govt to be rebuffed on asylum swap deal

  1. 1,338 Posts.

    Susanna Dunkerley and Don Woolford, AAPMay 30, 2011, 12:23 pm

    The Gillard government is facing embarrassing parliamentary defeats over key elements of its asylum-seeker policy.

    Two crossbenchers who usually back Labor are spearheading a motion, supported by the opposition, condemning the still-incomplete swap deal with Malaysia on asylum seekers.

    The pair, Australian Greens Adam Bandt and independent Andrew Wilkie, also back an opposition motion for a parliamentary inquiry into Christmas Island and Villawood detention centre riots.

    Debate on the motions was adjourned on Monday but the combination makes it highly likely they will pass.

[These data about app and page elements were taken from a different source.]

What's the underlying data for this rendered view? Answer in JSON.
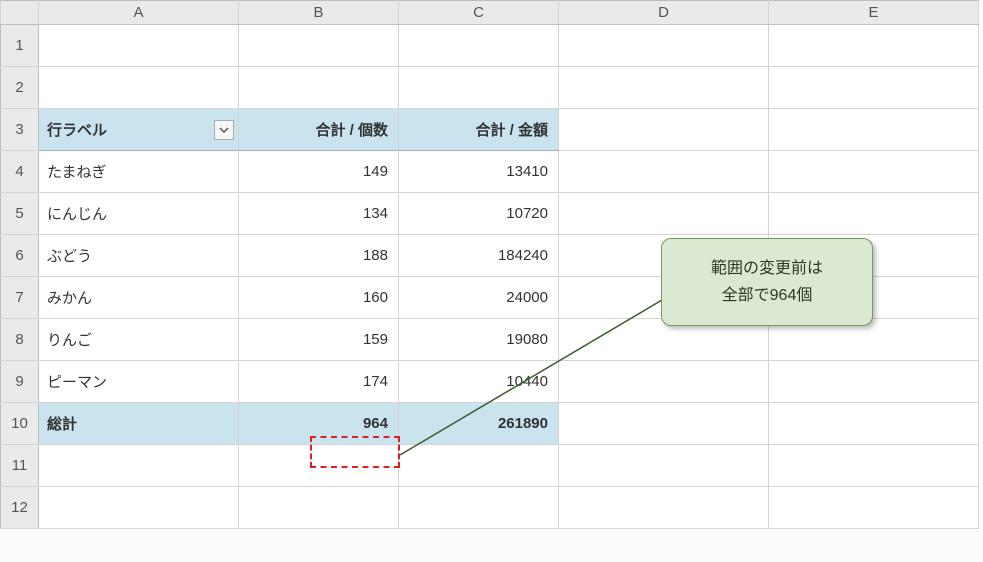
{
  "columns": [
    "A",
    "B",
    "C",
    "D",
    "E"
  ],
  "rows": [
    "1",
    "2",
    "3",
    "4",
    "5",
    "6",
    "7",
    "8",
    "9",
    "10",
    "11",
    "12"
  ],
  "pivot": {
    "header": {
      "row_label": "行ラベル",
      "sum_qty": "合計 / 個数",
      "sum_amt": "合計 / 金額"
    },
    "items": [
      {
        "name": "たまねぎ",
        "qty": "149",
        "amt": "13410"
      },
      {
        "name": "にんじん",
        "qty": "134",
        "amt": "10720"
      },
      {
        "name": "ぶどう",
        "qty": "188",
        "amt": "184240"
      },
      {
        "name": "みかん",
        "qty": "160",
        "amt": "24000"
      },
      {
        "name": "りんご",
        "qty": "159",
        "amt": "19080"
      },
      {
        "name": "ピーマン",
        "qty": "174",
        "amt": "10440"
      }
    ],
    "total": {
      "label": "総計",
      "qty": "964",
      "amt": "261890"
    }
  },
  "callout": {
    "line1": "範囲の変更前は",
    "line2": "全部で964個"
  }
}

    The Senate already has passed the Greens motion condemning the Malaysia deal, put to the lower house by Mr Bandt on Monday.

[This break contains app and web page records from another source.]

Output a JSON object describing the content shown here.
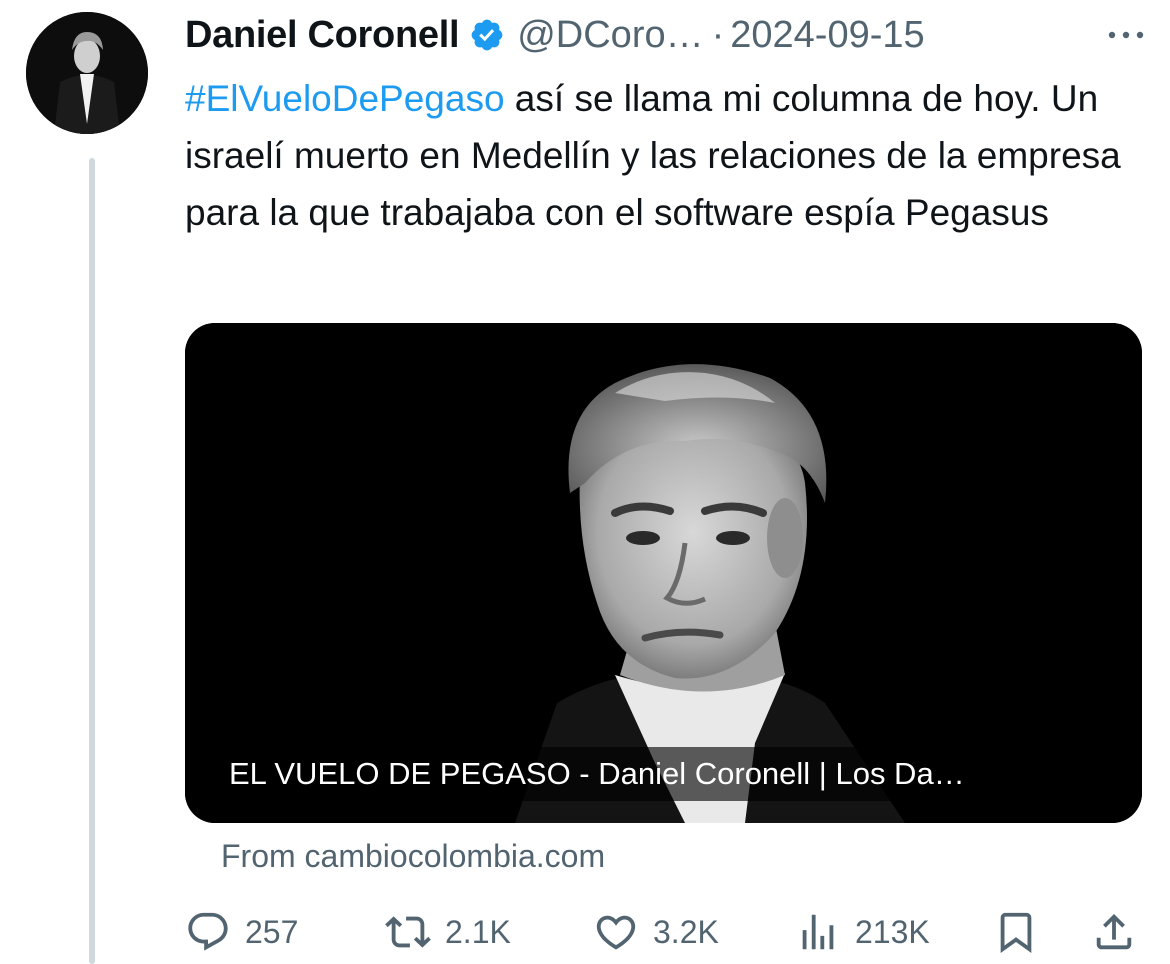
{
  "author": {
    "name": "Daniel Coronell",
    "handle": "@DCoro…",
    "separator": "·",
    "date": "2024-09-15",
    "verified": true
  },
  "tweet": {
    "hashtag": "#ElVueloDePegaso",
    "body": " así se llama mi columna de hoy. Un israelí muerto en Medellín y las relaciones de la empresa para la que trabajaba con el software espía Pegasus"
  },
  "card": {
    "title": "EL VUELO DE PEGASO - Daniel Coronell | Los Da…",
    "source": "From cambiocolombia.com"
  },
  "actions": {
    "replies": "257",
    "reposts": "2.1K",
    "likes": "3.2K",
    "views": "213K"
  },
  "icons": {
    "verified": "verified-badge-icon",
    "more": "more-dots-icon",
    "reply": "reply-icon",
    "repost": "repost-icon",
    "like": "heart-icon",
    "views": "views-chart-icon",
    "bookmark": "bookmark-icon",
    "share": "share-icon"
  },
  "colors": {
    "link": "#1d9bf0",
    "secondary_text": "#536471",
    "primary_text": "#0f1419",
    "thread_line": "#cfd9de"
  }
}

    If also passed in the lower house, it will be the first time in the new parliament both houses have condemned a government policy, Mr Bandt said, noting his decision was not taken "lightly".

    "The government ... will have received a very clear message from parliament rejecting the Malaysia deal, and a very strong request the deal be abandoned," he told parliament.

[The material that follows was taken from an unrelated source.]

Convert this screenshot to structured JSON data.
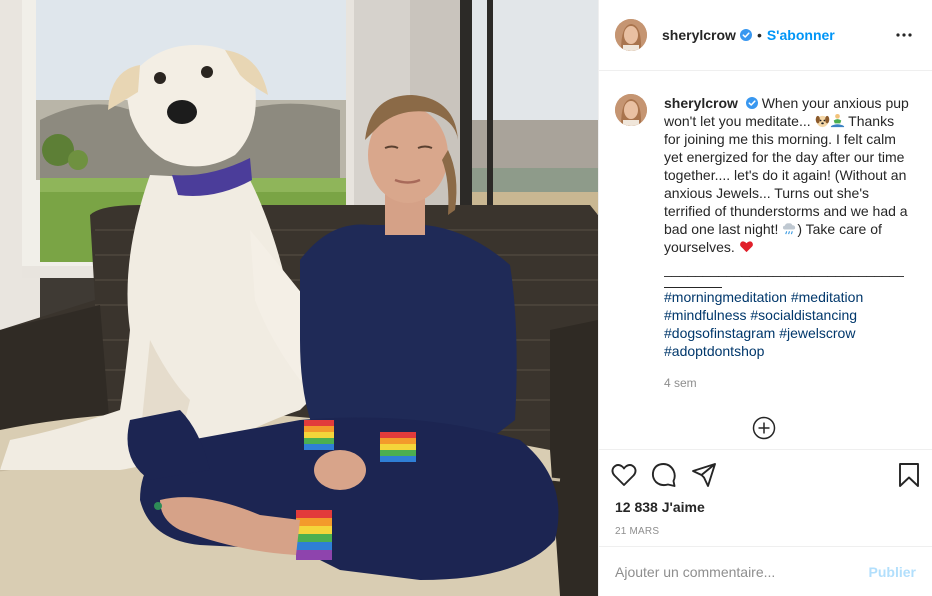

    Independent MP Andrew Wilkie backed the Greens motion, describing the swap deal as a "shameful public policy".

    "(Malaysia) forcibly returns them (asylum seekers) to danger, routinely relies on the lash of the cane and even resorts to the barbaric death penalty," he said.

    The two MPs indicated they would also support the opposition's motion to scrutinise the "chaos and misery" of Australia's immigration detention network.

    Opposition immigration spokesman Scott Morrison, who moved the motion, agreed to crossbench calls for the inquiry's terms of reference to be broadened.

    That included consideration of "any reforms needed to the current immigration detention network in Australia".

    Mr Wilkie says it is obvious the system is in crisis, noting recent riots, suicides and the deadly Christmas Island wreckage in December 2010.

    He slammed the "failed" and costly mandatory detention system, saying an inquiry was needed.

    "I trust that it will not be a political circus, but instead the first step to Australia adopting a more humane and affective approach."

    Mr Bandt says mandatory detention treats asylum seekers "worse than criminals" who know when they are due to be released.

    "Anything we can do to shed a light on the (policy) is something that I welcome," he said, urging that the inquiry be conducted by a committee made up with MPs from both houses.

    Liberal backbencher Judi Moylan, who has previously crossed the floor against the policy of mandatory detention, again slammed the practice.
    "I support this motion (for inquiry) in the hope that it will publicly air and stop the cruel and odious practice of indefinite arbitrary detention of asylum seekers."
arrow-down-2 Created with Sketch. arrow-down-2 Created with Sketch.